Another wonderful aspect is the terrific score by Quincy Jones. I’ve read a few reviews that say this score is out of place with the subject matter but I’ve got to disagree. The film is dealing with a man in present time who is living his life in the past. With this in mind the wildly uneven jazz score just gives more feeling to how confused and out of place this character is. There’s a wonderful sequence where Steiger is riding on a train only to have a flashback to when he was being taken to the concentration camp. The score makes this scene so hyper and out of control that we are able to see the character breaking down all the better. The wonderful black and white cinematography also adds a lot of depth to the character.
Jaime Sanchez also adds wonderful support as the naïve kid trying to understand a guy he hates yet has so much admiration for. Brock Peters also shines in his limited role as a somewhat pimp. The Pawnbroker has so much going for it but in the end it’s a rather bizarre character study that doesn’t try to be cute or have any happy moments. We are seeing an ugly world full of loneliness, torture and pain so director Lumet made the perfect choice to show it as such. The film also uses some rather shocking nudity, which was very uncommon for such a mainstream film. The scenes where this is used just adds to all the claustrophobia, which runs think in the film. I’m really not sure why The Pawnbroker is so forgotten but film fans would be wise to give this movie a shot at redemption.

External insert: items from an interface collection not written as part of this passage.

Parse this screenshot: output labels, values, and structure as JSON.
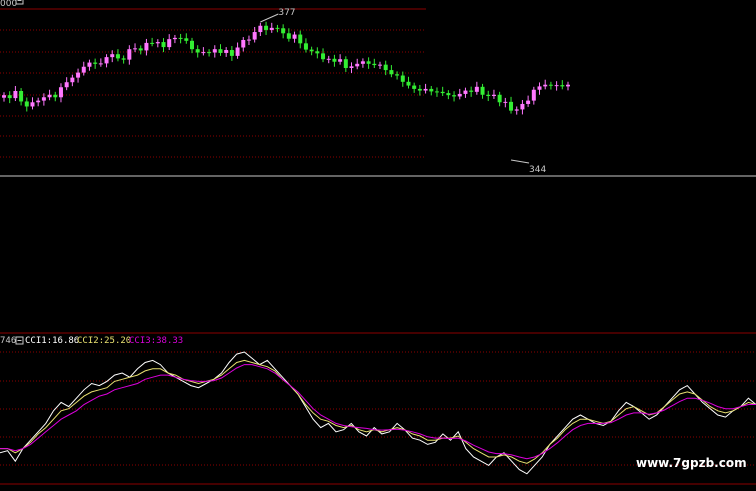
{
  "header": {
    "top_value": "000",
    "collapse_icon": "minus-box-icon"
  },
  "colors": {
    "background": "#000000",
    "grid": "#8b0000",
    "separator": "#c8c8c8",
    "candle_up": "#ff77ff",
    "candle_down": "#33ee33",
    "cci1": "#ffffff",
    "cci2": "#e8e070",
    "cci3": "#dd00dd"
  },
  "chart_data": [
    {
      "type": "candlestick",
      "annotations": [
        {
          "text": "377",
          "kind": "high",
          "value": 377
        },
        {
          "text": "344",
          "kind": "low",
          "value": 344
        }
      ],
      "grid": true,
      "close": [
        359.5,
        358.8,
        360.5,
        358.0,
        356.8,
        357.8,
        358.2,
        359.0,
        359.6,
        359.0,
        361.4,
        362.6,
        363.7,
        364.9,
        366.3,
        367.3,
        367.0,
        367.1,
        368.6,
        369.3,
        368.3,
        368.0,
        370.5,
        370.7,
        370.2,
        372.0,
        371.9,
        372.2,
        371.0,
        372.9,
        373.2,
        373.1,
        372.5,
        370.5,
        369.7,
        369.8,
        369.7,
        370.5,
        369.6,
        370.3,
        368.9,
        370.9,
        372.7,
        372.8,
        374.6,
        376.1,
        375.1,
        375.6,
        375.5,
        374.3,
        373.0,
        374.0,
        371.9,
        370.4,
        370.0,
        369.5,
        368.1,
        368.2,
        367.5,
        368.1,
        366.0,
        366.4,
        367.0,
        367.6,
        367.0,
        366.7,
        366.8,
        365.5,
        364.5,
        364.2,
        362.7,
        361.8,
        361.0,
        360.6,
        361.0,
        360.4,
        360.3,
        360.0,
        359.5,
        359.2,
        359.8,
        360.6,
        360.3,
        361.5,
        359.6,
        359.3,
        359.6,
        357.8,
        357.9,
        355.8,
        356.1,
        357.4,
        358.2,
        360.8,
        361.6,
        362.0,
        361.8,
        361.9,
        361.6,
        362.0
      ]
    },
    {
      "type": "line",
      "series": [
        {
          "name": "CCI1",
          "value_label": "16.86"
        },
        {
          "name": "CCI2",
          "value_label": "25.20"
        },
        {
          "name": "CCI3",
          "value_label": "38.33"
        }
      ],
      "axis_label": "746",
      "grid": true,
      "series_values": {
        "cci1": [
          -90,
          -85,
          -110,
          -80,
          -60,
          -40,
          -20,
          10,
          30,
          20,
          40,
          60,
          75,
          70,
          80,
          95,
          100,
          90,
          110,
          125,
          130,
          120,
          100,
          90,
          80,
          70,
          65,
          75,
          85,
          100,
          125,
          145,
          150,
          135,
          120,
          130,
          110,
          90,
          70,
          50,
          20,
          -10,
          -30,
          -20,
          -40,
          -35,
          -20,
          -40,
          -50,
          -30,
          -45,
          -40,
          -20,
          -35,
          -55,
          -60,
          -70,
          -65,
          -45,
          -60,
          -40,
          -80,
          -100,
          -110,
          -120,
          -100,
          -90,
          -110,
          -130,
          -140,
          -120,
          -100,
          -70,
          -50,
          -30,
          -10,
          0,
          -10,
          -20,
          -25,
          -15,
          10,
          30,
          20,
          5,
          -10,
          0,
          20,
          40,
          60,
          70,
          50,
          30,
          15,
          0,
          -5,
          10,
          20,
          40,
          25
        ],
        "cci2": [
          -80,
          -80,
          -90,
          -80,
          -65,
          -45,
          -30,
          -10,
          10,
          15,
          30,
          45,
          55,
          60,
          65,
          80,
          85,
          90,
          95,
          105,
          110,
          110,
          100,
          95,
          85,
          80,
          75,
          80,
          85,
          95,
          110,
          125,
          130,
          125,
          120,
          115,
          105,
          85,
          70,
          50,
          25,
          5,
          -10,
          -15,
          -25,
          -30,
          -25,
          -35,
          -40,
          -35,
          -40,
          -35,
          -30,
          -35,
          -45,
          -50,
          -60,
          -60,
          -55,
          -55,
          -50,
          -65,
          -80,
          -90,
          -100,
          -100,
          -95,
          -100,
          -110,
          -115,
          -105,
          -90,
          -70,
          -55,
          -35,
          -20,
          -10,
          -10,
          -15,
          -20,
          -15,
          0,
          15,
          20,
          10,
          0,
          5,
          20,
          35,
          50,
          55,
          50,
          35,
          20,
          10,
          5,
          10,
          20,
          30,
          25
        ],
        "cci3": [
          -80,
          -80,
          -85,
          -80,
          -70,
          -55,
          -40,
          -25,
          -10,
          0,
          10,
          25,
          35,
          45,
          50,
          60,
          65,
          70,
          75,
          85,
          90,
          95,
          95,
          90,
          85,
          82,
          80,
          80,
          82,
          88,
          100,
          112,
          120,
          120,
          115,
          110,
          100,
          85,
          70,
          55,
          35,
          15,
          0,
          -10,
          -20,
          -25,
          -28,
          -30,
          -32,
          -35,
          -36,
          -35,
          -34,
          -36,
          -40,
          -45,
          -52,
          -55,
          -55,
          -56,
          -55,
          -62,
          -72,
          -80,
          -88,
          -92,
          -92,
          -95,
          -100,
          -104,
          -100,
          -92,
          -80,
          -66,
          -50,
          -35,
          -25,
          -20,
          -20,
          -20,
          -18,
          -10,
          0,
          5,
          5,
          2,
          5,
          12,
          22,
          32,
          40,
          40,
          35,
          28,
          20,
          15,
          15,
          20,
          25,
          25
        ]
      }
    }
  ],
  "watermark": "www.7gpzb.com"
}
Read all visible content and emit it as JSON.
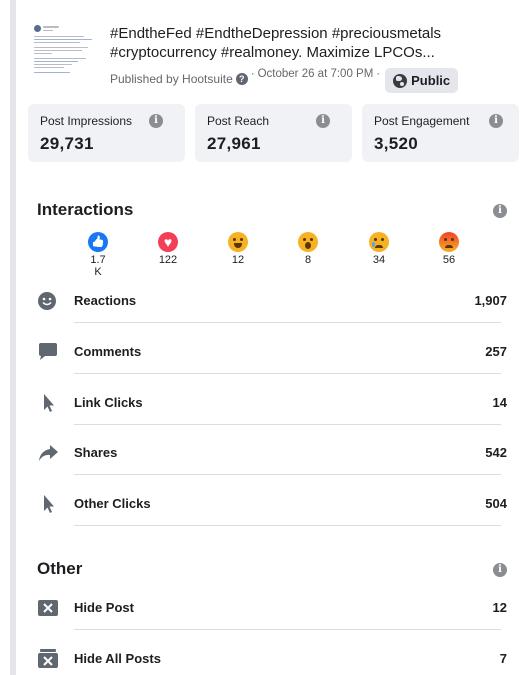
{
  "post": {
    "text": "#EndtheFed #EndtheDepression #preciousmetals #cryptocurrency #realmoney. Maximize LPCOs...",
    "published_by": "Published by Hootsuite",
    "date": "October 26 at 7:00 PM",
    "separator": "·",
    "visibility": "Public"
  },
  "stats": [
    {
      "label": "Post Impressions",
      "value": "29,731"
    },
    {
      "label": "Post Reach",
      "value": "27,961"
    },
    {
      "label": "Post Engagement",
      "value": "3,520"
    }
  ],
  "interactions": {
    "title": "Interactions",
    "reactions": [
      {
        "icon": "like-icon",
        "count": "1.7 K"
      },
      {
        "icon": "love-icon",
        "count": "122"
      },
      {
        "icon": "haha-icon",
        "count": "12"
      },
      {
        "icon": "wow-icon",
        "count": "8"
      },
      {
        "icon": "sad-icon",
        "count": "34"
      },
      {
        "icon": "angry-icon",
        "count": "56"
      }
    ],
    "rows": [
      {
        "icon": "smiley-icon",
        "label": "Reactions",
        "value": "1,907"
      },
      {
        "icon": "comment-icon",
        "label": "Comments",
        "value": "257"
      },
      {
        "icon": "cursor-icon",
        "label": "Link Clicks",
        "value": "14"
      },
      {
        "icon": "share-arrow-icon",
        "label": "Shares",
        "value": "542"
      },
      {
        "icon": "cursor-icon",
        "label": "Other Clicks",
        "value": "504"
      }
    ]
  },
  "other": {
    "title": "Other",
    "rows": [
      {
        "icon": "hide-x-icon",
        "label": "Hide Post",
        "value": "12"
      },
      {
        "icon": "hide-all-icon",
        "label": "Hide All Posts",
        "value": "7"
      }
    ]
  },
  "colors": {
    "card_bg": "#f0f2f5",
    "like": "#1877f2",
    "love": "#f33e58",
    "yellow": "#f7b125",
    "icon_dark": "#606770"
  }
}
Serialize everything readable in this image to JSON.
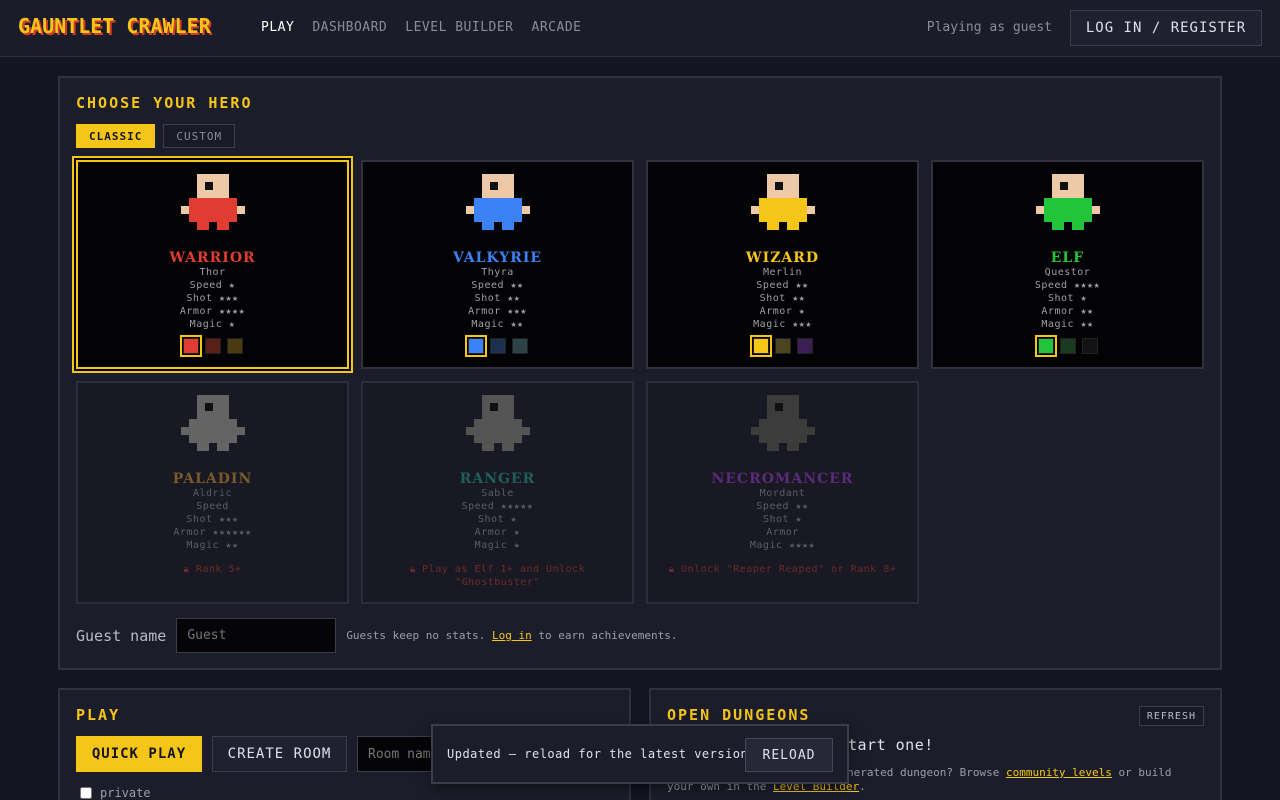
{
  "header": {
    "logo": "GAUNTLET CRAWLER",
    "nav": [
      "PLAY",
      "DASHBOARD",
      "LEVEL BUILDER",
      "ARCADE"
    ],
    "active_nav": "PLAY",
    "guest_status": "Playing as guest",
    "login_label": "LOG IN / REGISTER"
  },
  "hero_panel": {
    "title": "CHOOSE YOUR HERO",
    "tabs": [
      "CLASSIC",
      "CUSTOM"
    ],
    "active_tab": "CLASSIC"
  },
  "heroes": [
    {
      "name": "WARRIOR",
      "alias": "Thor",
      "speed": "Speed ★",
      "shot": "Shot ★★★",
      "armor": "Armor ★★★★",
      "magic": "Magic ★",
      "color": "#e03c31",
      "swatches": [
        "#e03c31",
        "#5a1f18",
        "#4a3a10"
      ],
      "selected_swatch": 0,
      "selected": true,
      "locked": false
    },
    {
      "name": "VALKYRIE",
      "alias": "Thyra",
      "speed": "Speed ★★",
      "shot": "Shot ★★",
      "armor": "Armor ★★★",
      "magic": "Magic ★★",
      "color": "#3b82f6",
      "swatches": [
        "#3b82f6",
        "#1e3050",
        "#2c4448"
      ],
      "selected_swatch": 0,
      "selected": false,
      "locked": false
    },
    {
      "name": "WIZARD",
      "alias": "Merlin",
      "speed": "Speed ★★",
      "shot": "Shot ★★",
      "armor": "Armor ★",
      "magic": "Magic ★★★",
      "color": "#f5c518",
      "swatches": [
        "#f5c518",
        "#4a4420",
        "#3a1f55"
      ],
      "selected_swatch": 0,
      "selected": false,
      "locked": false
    },
    {
      "name": "ELF",
      "alias": "Questor",
      "speed": "Speed ★★★★",
      "shot": "Shot ★",
      "armor": "Armor ★★",
      "magic": "Magic ★★",
      "color": "#22c53a",
      "swatches": [
        "#22c53a",
        "#1a3a1f",
        "#121212"
      ],
      "selected_swatch": 0,
      "selected": false,
      "locked": false
    },
    {
      "name": "PALADIN",
      "alias": "Aldric",
      "speed": "Speed",
      "shot": "Shot ★★★",
      "armor": "Armor ★★★★★★",
      "magic": "Magic ★★",
      "color": "#7a5a2a",
      "lock_text": "Rank 5+",
      "selected": false,
      "locked": true
    },
    {
      "name": "RANGER",
      "alias": "Sable",
      "speed": "Speed ★★★★★",
      "shot": "Shot ★",
      "armor": "Armor ★",
      "magic": "Magic ★",
      "color": "#1f5e5a",
      "lock_text": "Play as Elf 1+ and Unlock \"Ghostbuster\"",
      "selected": false,
      "locked": true
    },
    {
      "name": "NECROMANCER",
      "alias": "Mordant",
      "speed": "Speed ★★",
      "shot": "Shot ★",
      "armor": "Armor",
      "magic": "Magic ★★★★",
      "color": "#5b2a7a",
      "lock_text": "Unlock \"Reaper Reaped\" or Rank 8+",
      "selected": false,
      "locked": true
    }
  ],
  "guest": {
    "label": "Guest name",
    "placeholder": "Guest",
    "hint_before": "Guests keep no stats. ",
    "hint_link": "Log in",
    "hint_after": " to earn achievements."
  },
  "play": {
    "title": "PLAY",
    "quick_play": "QUICK PLAY",
    "create_room": "CREATE ROOM",
    "room_placeholder": "Room name",
    "private_label": "private"
  },
  "dungeons": {
    "title": "OPEN DUNGEONS",
    "refresh": "REFRESH",
    "big_text_tail": "tart one!",
    "text_visible_start": "nerated dungeon? Browse ",
    "link_community": "community levels",
    "text_middle": " or build",
    "text_line2_start": "your own in the ",
    "link_builder": "Level Builder",
    "text_end": "."
  },
  "toast": {
    "message": "Updated — reload for the latest version.",
    "button": "RELOAD"
  }
}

VIDEO---The film is shown full frame (1.33:1), which is not the correct aspect ratio. From what I could gather the correct ratio should be 1.85:1 and you can tell that the sides are cut off here. I wouldn’t say too much is missing but since I haven’t seen the film before I really can’t tell how much. I mostly noticed that when characters are to the right or left of the screen the majority of the times only half their body is seen. The top and bottom looks perfectly fine from what I could tell. The actual transfer itself is a mixed bag of treats. The good news is that for the most part the B&W transfer is clean without any major dirt to be spotted. All the scenes inside the dark pawnshop look very natural with solid blacks. The only problem is that there are still some speckles, a few scratches and the opening sequence looks out of focus, although I’m not sure if it was actually shot this way. Overall I was happy with the transfer even though some more work could have helped.
AUDIO---The sound is Dolby Digital Surround and like the video this here is a mixed bag. The jazz score sounds incredible coming from the speakers but during the quiet moments there is hiss, crackles and pops all over the place. This here isn’t a problem that runs throughout the movie but it appeared that every ten minutes or so this problem would return. The dialogue is clear and easy to hear.
EXTRAS---No extras are included.
OVERALL---This is a wonderful film due to Steiger’s brilliant performance and it’s a real shame that the movie isn’t better known. Artisan really dropped the ball on this release since they didn’t bother with a widescreen transfer. I have no problem recommending the movie but the disc is another question. Perhaps you should just rent the disc to see the movie and wait to buy it when someone gives it the care it deserves.
Release Date: December 16, 2003